Top of SUPPLIED DATA

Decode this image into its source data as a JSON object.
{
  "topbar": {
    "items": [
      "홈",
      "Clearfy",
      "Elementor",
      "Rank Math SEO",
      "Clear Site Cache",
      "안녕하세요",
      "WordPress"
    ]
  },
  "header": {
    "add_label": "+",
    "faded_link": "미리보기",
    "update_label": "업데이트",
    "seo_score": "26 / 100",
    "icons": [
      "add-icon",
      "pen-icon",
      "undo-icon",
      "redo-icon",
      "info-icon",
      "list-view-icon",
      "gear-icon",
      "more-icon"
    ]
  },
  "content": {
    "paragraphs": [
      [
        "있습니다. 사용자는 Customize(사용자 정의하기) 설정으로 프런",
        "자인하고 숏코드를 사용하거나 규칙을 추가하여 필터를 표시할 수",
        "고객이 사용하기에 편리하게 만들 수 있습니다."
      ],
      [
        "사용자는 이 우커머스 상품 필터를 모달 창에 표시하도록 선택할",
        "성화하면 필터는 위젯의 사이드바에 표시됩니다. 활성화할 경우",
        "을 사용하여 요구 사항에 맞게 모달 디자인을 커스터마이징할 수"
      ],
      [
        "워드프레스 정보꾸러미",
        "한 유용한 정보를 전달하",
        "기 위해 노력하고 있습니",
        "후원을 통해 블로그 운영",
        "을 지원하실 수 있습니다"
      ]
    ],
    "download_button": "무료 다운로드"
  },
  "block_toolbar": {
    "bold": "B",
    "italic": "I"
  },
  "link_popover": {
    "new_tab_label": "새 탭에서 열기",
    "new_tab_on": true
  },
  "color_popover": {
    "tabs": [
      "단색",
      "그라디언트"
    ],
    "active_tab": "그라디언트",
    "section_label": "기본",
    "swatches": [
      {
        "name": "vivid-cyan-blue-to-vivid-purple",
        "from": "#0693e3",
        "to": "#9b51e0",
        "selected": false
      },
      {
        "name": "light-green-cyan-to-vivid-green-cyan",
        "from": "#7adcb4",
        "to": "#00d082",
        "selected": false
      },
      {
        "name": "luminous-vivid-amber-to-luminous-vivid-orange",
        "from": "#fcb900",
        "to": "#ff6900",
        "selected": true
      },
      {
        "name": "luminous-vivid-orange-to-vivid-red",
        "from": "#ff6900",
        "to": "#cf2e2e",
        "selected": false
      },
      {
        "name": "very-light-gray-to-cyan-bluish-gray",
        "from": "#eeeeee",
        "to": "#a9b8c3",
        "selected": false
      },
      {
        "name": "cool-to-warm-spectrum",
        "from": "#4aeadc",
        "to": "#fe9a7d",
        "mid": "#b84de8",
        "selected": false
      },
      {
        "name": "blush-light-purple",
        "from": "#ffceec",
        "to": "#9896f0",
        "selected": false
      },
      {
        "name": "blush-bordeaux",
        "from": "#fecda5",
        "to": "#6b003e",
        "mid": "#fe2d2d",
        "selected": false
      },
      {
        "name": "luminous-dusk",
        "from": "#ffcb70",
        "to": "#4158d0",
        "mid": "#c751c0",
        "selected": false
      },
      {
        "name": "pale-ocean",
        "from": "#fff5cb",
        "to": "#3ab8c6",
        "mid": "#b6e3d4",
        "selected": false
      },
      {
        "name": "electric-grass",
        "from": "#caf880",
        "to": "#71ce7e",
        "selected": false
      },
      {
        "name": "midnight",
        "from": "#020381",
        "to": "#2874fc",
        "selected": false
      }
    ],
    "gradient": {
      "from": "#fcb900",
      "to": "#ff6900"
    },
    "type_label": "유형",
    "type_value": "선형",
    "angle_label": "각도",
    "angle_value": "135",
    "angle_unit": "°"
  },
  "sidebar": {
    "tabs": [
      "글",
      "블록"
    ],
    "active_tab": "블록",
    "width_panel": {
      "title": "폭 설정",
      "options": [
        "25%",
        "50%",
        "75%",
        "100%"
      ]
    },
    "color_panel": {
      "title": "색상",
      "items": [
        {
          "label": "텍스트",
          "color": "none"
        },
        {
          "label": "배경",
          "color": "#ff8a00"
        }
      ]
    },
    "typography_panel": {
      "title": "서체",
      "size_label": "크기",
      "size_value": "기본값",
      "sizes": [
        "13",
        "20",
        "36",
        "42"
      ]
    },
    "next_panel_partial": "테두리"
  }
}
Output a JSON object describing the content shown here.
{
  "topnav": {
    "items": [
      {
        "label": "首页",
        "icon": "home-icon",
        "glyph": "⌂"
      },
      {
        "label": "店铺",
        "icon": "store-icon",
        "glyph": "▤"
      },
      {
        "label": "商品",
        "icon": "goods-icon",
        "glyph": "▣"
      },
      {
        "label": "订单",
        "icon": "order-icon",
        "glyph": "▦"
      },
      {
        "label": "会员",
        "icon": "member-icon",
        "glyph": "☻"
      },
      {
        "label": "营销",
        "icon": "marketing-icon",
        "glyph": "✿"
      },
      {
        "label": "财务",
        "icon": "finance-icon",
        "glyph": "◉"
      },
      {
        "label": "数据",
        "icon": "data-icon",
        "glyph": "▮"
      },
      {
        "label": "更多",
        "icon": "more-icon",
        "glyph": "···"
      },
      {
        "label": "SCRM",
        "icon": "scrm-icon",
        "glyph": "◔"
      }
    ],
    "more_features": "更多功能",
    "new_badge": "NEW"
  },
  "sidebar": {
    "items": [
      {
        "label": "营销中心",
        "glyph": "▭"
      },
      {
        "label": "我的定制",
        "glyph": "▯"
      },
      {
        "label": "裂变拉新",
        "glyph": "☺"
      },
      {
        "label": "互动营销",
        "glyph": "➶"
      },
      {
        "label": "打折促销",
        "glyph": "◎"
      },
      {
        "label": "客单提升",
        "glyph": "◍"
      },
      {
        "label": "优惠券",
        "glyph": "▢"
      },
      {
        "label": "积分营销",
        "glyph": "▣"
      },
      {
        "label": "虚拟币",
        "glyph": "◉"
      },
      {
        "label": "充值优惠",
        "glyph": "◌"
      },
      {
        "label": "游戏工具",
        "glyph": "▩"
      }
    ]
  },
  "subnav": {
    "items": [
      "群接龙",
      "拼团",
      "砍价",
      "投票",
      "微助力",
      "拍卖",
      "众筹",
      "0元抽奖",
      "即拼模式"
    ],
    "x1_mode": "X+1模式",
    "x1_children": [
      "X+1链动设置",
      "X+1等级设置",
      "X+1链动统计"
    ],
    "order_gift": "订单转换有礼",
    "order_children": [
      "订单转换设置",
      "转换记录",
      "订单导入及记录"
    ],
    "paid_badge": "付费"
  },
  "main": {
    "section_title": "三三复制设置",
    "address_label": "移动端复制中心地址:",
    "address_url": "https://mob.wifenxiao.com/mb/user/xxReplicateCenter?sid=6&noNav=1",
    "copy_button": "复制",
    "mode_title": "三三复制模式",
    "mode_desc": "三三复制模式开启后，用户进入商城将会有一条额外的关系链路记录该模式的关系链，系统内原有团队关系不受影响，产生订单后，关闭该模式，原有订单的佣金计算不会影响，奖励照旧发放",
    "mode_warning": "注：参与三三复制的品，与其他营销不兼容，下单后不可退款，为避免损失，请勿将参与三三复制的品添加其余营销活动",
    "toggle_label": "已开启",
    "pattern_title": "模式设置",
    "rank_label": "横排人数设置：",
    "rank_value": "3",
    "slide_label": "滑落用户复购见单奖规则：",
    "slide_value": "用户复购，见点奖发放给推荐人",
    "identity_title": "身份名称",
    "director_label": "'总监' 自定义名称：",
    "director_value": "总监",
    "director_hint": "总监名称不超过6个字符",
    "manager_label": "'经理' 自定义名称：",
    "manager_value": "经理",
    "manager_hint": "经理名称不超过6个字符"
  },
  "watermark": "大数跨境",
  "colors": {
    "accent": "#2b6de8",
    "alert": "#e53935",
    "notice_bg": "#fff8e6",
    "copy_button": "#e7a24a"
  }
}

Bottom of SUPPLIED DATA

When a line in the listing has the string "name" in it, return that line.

        "name": "vivid-cyan-blue-to-vivid-purple",
        "name": "light-green-cyan-to-vivid-green-cyan",
        "name": "luminous-vivid-amber-to-luminous-vivid-orange",
        "name": "luminous-vivid-orange-to-vivid-red",
        "name": "very-light-gray-to-cyan-bluish-gray",
        "name": "cool-to-warm-spectrum",
        "name": "blush-light-purple",
        "name": "blush-bordeaux",
        "name": "luminous-dusk",
        "name": "pale-ocean",
        "name": "electric-grass",
        "name": "midnight",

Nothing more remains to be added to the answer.